◆ GOAL OF THE EXERCISE: Hunt through the entries for the word "name" and copy each line in which it appears.
RECORD EXTRACTS Start Marker
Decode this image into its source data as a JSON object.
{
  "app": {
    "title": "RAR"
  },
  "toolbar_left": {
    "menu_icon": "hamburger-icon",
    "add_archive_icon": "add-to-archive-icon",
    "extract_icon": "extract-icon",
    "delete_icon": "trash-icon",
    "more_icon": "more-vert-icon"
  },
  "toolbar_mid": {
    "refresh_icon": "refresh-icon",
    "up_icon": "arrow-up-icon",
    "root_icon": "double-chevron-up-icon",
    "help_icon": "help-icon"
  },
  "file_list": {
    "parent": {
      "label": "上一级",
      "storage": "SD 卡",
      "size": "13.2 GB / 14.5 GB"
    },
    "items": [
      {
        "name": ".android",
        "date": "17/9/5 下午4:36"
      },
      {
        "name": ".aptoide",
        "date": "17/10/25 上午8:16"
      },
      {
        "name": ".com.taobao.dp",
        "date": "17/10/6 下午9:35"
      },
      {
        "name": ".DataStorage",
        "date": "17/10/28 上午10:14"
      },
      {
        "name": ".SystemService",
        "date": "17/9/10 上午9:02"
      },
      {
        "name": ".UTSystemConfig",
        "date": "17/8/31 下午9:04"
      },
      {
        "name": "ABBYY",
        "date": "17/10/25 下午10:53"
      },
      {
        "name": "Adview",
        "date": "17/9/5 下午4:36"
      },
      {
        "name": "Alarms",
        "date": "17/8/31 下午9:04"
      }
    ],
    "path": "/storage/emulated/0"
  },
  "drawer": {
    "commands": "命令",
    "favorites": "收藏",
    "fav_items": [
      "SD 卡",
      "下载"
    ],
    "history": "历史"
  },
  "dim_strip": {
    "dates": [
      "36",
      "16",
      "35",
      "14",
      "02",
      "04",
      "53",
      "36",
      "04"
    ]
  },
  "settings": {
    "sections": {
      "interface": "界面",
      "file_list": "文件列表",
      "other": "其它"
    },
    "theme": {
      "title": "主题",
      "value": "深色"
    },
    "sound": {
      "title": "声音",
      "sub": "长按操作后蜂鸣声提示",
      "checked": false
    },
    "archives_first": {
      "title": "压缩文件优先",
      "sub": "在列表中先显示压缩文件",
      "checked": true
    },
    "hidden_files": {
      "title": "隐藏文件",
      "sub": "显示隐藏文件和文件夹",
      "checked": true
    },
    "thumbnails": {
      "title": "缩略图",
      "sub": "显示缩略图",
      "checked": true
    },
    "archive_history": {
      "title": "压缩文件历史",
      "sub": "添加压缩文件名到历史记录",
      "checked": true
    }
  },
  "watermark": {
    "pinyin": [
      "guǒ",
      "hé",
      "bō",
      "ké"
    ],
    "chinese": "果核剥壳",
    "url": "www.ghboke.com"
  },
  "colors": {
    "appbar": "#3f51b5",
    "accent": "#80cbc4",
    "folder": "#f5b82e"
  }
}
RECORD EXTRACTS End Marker
◆ OUTPUT:
        "name": ".android",
        "name": ".aptoide",
        "name": ".com.taobao.dp",
        "name": ".DataStorage",
        "name": ".SystemService",
        "name": ".UTSystemConfig",
        "name": "ABBYY",
        "name": "Adview",
        "name": "Alarms",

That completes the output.